Free Newsletters - Space - Defense - Environment - Energy - Solar - Nuclear
by Staff Writers
New Delhi (AFP) June 8, 2012
The Indian government on Friday approved a proposal for a German environmental agency to dispose of over 350 tonnes of waste produced by the Bhopal factory where a gas leak killed thousands in 1984.
Home Minister P. Chidamabaram and other senior ministers met in New Delhi to clear a deal in which the waste will be taken by air to Germany for incineration.
"The ministers have given a green signal," a senior home ministry official told AFP, declining to be named.
"The German Society for International Cooperation (GIZ) has been awarded the contract to transport the waste to Germany for disposal," he said.
The GIZ, based in Bonn, is a government-run enterprise that works on international environmental issues and sustainable development.
Bhopal was the scene of the world's worst industrial accident in 1984 when the pesticide factory leaked toxic gas into nearby slums, killing thousands instantly and tens of thousands more over the following years.
Tonnes of chemical waste previously produced by the plant was left in pits around the site, polluting local water supplies.
Residents have been campaigning for years for the thorough clean-up of the factory and the surrounding area.
GIZ, which will be paid by the Indian government, will negotiate details of the deal with the Madhya Pradesh state government, of which Bhopal is the capital.
Many experts believe that the presence of toxic waste has resulted in a high prevalence of birth defects and illnesses among successive generations of people living near the plant.
The accident was blamed on the factory's operators, Union Carbide, a US chemical group later bought by Dow Chemical.
Our Polluted World and Cleaning It Up
|The content herein, unless otherwise known to be public domain, are Copyright 1995-2014 - Space Media Network. AFP, UPI and IANS news wire stories are copyright Agence France-Presse, United Press International and Indo-Asia News Service. ESA Portal Reports are copyright European Space Agency.

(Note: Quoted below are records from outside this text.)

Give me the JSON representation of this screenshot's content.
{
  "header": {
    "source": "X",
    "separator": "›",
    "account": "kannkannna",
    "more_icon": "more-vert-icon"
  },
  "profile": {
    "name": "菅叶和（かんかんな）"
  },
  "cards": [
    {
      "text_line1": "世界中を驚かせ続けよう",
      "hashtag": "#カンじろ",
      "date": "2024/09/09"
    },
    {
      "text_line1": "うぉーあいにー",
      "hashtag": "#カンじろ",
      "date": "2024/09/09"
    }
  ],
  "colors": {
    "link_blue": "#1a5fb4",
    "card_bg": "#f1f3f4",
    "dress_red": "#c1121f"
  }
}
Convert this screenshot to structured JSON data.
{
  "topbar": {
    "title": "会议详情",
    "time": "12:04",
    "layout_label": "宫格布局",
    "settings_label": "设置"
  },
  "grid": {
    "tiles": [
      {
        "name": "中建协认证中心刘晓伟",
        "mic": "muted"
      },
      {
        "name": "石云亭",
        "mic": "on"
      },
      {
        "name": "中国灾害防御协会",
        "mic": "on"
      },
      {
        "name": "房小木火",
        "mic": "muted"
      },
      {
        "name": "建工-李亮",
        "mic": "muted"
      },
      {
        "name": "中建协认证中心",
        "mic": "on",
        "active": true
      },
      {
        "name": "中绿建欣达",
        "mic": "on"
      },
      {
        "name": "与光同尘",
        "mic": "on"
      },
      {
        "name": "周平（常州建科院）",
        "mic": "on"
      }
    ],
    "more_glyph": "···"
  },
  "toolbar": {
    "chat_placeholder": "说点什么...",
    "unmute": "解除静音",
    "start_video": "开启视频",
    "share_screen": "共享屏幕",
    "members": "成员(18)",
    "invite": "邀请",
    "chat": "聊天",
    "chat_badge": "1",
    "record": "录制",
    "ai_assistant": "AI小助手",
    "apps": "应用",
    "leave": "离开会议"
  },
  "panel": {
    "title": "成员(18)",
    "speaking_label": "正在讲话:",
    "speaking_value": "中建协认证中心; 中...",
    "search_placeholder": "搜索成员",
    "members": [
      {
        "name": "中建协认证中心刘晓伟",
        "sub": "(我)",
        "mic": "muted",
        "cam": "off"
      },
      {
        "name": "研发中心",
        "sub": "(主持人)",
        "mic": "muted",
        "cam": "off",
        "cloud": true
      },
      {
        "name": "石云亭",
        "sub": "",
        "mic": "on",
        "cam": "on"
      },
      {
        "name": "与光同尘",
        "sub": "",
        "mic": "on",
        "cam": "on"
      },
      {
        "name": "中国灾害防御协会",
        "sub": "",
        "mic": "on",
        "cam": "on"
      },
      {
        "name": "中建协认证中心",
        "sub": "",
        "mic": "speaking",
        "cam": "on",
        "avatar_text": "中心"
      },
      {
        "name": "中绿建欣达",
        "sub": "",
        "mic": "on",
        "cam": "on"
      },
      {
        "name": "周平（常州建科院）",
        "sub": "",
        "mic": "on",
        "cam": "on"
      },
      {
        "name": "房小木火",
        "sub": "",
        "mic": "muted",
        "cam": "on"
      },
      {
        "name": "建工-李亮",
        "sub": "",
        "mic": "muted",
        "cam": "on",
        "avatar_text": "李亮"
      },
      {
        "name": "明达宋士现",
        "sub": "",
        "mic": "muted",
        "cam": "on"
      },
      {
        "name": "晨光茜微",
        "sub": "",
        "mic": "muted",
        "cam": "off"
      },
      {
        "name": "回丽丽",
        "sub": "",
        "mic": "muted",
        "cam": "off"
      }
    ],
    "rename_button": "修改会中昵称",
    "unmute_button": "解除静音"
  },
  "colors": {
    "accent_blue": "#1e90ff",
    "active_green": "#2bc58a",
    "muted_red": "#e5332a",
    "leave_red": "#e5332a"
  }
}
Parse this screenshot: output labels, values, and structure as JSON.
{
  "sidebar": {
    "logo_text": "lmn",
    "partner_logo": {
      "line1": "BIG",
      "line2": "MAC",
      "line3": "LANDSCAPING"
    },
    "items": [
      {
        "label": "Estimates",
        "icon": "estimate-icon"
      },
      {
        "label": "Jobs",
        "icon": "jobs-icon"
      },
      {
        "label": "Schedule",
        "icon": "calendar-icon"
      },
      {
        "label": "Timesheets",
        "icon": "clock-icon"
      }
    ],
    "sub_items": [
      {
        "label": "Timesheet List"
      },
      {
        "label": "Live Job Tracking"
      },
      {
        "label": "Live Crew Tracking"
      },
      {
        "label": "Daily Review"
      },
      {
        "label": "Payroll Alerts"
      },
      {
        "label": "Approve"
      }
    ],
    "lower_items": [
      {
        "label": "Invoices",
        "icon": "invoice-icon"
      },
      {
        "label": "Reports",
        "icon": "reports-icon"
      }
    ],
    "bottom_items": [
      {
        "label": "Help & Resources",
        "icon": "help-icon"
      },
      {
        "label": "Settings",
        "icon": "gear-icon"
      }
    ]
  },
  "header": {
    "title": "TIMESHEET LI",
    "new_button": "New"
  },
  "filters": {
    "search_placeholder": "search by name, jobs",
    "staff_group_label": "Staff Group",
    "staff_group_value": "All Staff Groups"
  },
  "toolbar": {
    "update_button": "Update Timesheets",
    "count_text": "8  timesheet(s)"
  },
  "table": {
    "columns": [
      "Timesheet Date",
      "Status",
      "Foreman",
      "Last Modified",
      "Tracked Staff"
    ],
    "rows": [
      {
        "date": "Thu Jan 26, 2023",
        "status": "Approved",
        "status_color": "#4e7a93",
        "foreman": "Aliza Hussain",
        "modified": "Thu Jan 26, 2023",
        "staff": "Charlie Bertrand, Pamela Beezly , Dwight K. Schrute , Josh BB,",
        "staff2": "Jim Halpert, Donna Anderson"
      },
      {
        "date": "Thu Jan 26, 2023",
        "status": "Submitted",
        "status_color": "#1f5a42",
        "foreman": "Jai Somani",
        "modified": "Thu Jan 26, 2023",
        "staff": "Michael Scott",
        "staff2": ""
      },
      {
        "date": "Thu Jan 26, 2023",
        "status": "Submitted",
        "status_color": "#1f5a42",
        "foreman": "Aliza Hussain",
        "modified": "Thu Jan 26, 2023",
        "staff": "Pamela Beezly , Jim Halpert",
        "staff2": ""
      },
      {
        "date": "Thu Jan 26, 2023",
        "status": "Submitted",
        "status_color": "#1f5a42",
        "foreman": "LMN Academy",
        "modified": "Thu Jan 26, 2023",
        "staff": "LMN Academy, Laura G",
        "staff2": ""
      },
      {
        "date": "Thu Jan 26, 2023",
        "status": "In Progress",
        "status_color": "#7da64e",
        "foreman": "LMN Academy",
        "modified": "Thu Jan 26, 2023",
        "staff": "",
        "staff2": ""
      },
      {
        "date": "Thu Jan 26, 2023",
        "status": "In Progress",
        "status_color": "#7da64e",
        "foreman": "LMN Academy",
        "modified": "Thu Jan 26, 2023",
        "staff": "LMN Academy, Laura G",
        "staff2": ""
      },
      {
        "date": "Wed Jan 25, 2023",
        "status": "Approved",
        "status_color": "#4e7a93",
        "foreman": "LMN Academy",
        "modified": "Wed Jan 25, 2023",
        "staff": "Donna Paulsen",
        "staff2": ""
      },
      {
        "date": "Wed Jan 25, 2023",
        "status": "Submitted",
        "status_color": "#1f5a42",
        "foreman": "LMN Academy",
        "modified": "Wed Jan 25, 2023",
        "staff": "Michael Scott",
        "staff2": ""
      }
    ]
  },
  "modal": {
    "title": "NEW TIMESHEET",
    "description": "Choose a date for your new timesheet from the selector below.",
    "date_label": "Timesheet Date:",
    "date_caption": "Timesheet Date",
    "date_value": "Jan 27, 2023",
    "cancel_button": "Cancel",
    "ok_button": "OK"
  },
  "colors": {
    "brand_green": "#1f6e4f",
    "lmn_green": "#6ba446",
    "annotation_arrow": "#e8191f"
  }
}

All NASA sourced material is public domain. Additional copyrights may apply in whole or part to other bona fide parties. Advertising does not imply endorsement,agreement or approval of any opinions, statements or information provided by Space Media Network on any Web page published or hosted by Space Media Network. Privacy Statement|